>>>

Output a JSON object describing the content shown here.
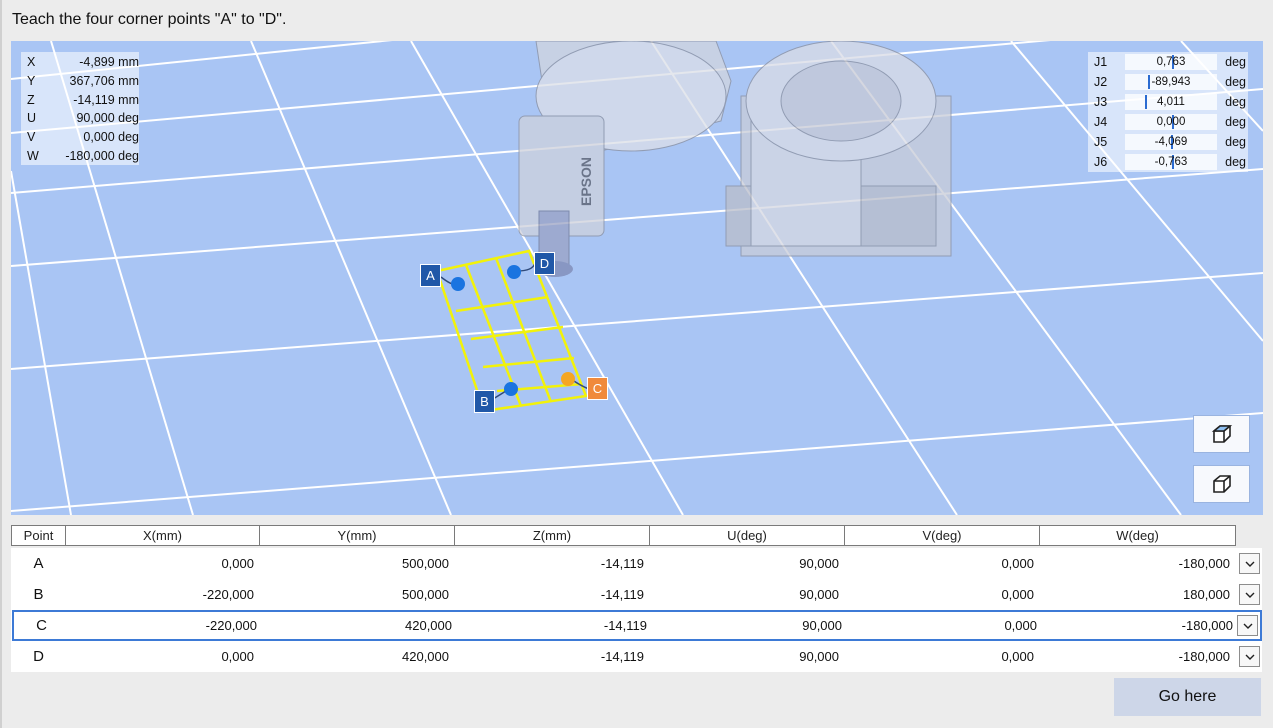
{
  "instruction": "Teach the four corner points \"A\" to \"D\".",
  "cartesian": [
    {
      "axis": "X",
      "value": "-4,899 mm"
    },
    {
      "axis": "Y",
      "value": "367,706 mm"
    },
    {
      "axis": "Z",
      "value": "-14,119 mm"
    },
    {
      "axis": "U",
      "value": "90,000 deg"
    },
    {
      "axis": "V",
      "value": "0,000 deg"
    },
    {
      "axis": "W",
      "value": "-180,000 deg"
    }
  ],
  "joints": [
    {
      "name": "J1",
      "value": "0,763",
      "unit": "deg",
      "level": 0.5
    },
    {
      "name": "J2",
      "value": "-89,943",
      "unit": "deg",
      "level": 0.25
    },
    {
      "name": "J3",
      "value": "4,011",
      "unit": "deg",
      "level": 0.21
    },
    {
      "name": "J4",
      "value": "0,000",
      "unit": "deg",
      "level": 0.5
    },
    {
      "name": "J5",
      "value": "-4,069",
      "unit": "deg",
      "level": 0.49
    },
    {
      "name": "J6",
      "value": "-0,763",
      "unit": "deg",
      "level": 0.5
    }
  ],
  "robot_brand": "EPSON",
  "markers": {
    "A": "A",
    "B": "B",
    "C": "C",
    "D": "D"
  },
  "colors": {
    "marker_blue": "#2058a8",
    "marker_orange": "#f08a3c",
    "point_blue": "#1a74e0",
    "point_orange": "#f5a623",
    "grid_yellow": "#f2f20a"
  },
  "table": {
    "headers": [
      "Point",
      "X(mm)",
      "Y(mm)",
      "Z(mm)",
      "U(deg)",
      "V(deg)",
      "W(deg)"
    ],
    "rows": [
      {
        "point": "A",
        "x": "0,000",
        "y": "500,000",
        "z": "-14,119",
        "u": "90,000",
        "v": "0,000",
        "w": "-180,000"
      },
      {
        "point": "B",
        "x": "-220,000",
        "y": "500,000",
        "z": "-14,119",
        "u": "90,000",
        "v": "0,000",
        "w": "180,000"
      },
      {
        "point": "C",
        "x": "-220,000",
        "y": "420,000",
        "z": "-14,119",
        "u": "90,000",
        "v": "0,000",
        "w": "-180,000"
      },
      {
        "point": "D",
        "x": "0,000",
        "y": "420,000",
        "z": "-14,119",
        "u": "90,000",
        "v": "0,000",
        "w": "-180,000"
      }
    ],
    "selected_row": "C"
  },
  "go_here_label": "Go here",
  "view_buttons": [
    "cube-view-icon",
    "cube-view-alt-icon"
  ]
}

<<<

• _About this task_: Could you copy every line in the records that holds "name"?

• _The completed task_:
      "name": "J1",
      "name": "J2",
      "name": "J3",
      "name": "J4",
      "name": "J5",
      "name": "J6",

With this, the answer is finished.